Excerpts from an interface dataset
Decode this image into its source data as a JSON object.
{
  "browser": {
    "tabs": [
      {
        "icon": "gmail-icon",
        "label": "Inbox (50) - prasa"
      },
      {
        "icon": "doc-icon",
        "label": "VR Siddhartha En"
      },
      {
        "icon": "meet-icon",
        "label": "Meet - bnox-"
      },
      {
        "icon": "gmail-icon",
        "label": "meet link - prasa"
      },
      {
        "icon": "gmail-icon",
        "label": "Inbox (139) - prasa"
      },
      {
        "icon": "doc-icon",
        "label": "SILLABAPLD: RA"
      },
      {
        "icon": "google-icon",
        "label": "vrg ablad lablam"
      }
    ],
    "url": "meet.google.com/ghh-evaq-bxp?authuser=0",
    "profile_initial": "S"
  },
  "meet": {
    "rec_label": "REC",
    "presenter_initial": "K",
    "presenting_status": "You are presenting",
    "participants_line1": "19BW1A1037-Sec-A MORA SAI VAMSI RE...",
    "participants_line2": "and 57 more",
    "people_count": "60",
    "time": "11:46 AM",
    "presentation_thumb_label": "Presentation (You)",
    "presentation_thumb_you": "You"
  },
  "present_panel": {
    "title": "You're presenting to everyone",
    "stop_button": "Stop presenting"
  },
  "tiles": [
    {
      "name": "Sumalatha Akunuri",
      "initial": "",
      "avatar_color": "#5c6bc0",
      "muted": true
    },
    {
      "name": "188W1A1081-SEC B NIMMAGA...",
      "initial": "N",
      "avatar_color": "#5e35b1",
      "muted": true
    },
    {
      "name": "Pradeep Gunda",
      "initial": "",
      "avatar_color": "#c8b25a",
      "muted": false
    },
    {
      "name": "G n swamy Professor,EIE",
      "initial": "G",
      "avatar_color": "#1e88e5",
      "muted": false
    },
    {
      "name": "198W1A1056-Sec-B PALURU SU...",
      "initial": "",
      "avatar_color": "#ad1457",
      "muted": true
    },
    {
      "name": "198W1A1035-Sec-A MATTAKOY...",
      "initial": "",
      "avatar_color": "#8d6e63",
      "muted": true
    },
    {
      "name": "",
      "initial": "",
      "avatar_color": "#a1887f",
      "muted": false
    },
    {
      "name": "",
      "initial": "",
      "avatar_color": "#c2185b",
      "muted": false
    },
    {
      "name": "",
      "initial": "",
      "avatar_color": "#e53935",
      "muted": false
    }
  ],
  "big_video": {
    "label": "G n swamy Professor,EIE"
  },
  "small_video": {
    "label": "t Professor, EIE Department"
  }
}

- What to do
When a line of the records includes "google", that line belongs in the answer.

- Completed exercise
        "icon": "google-icon",
    "url": "meet.google.com/ghh-evaq-bxp?authuser=0",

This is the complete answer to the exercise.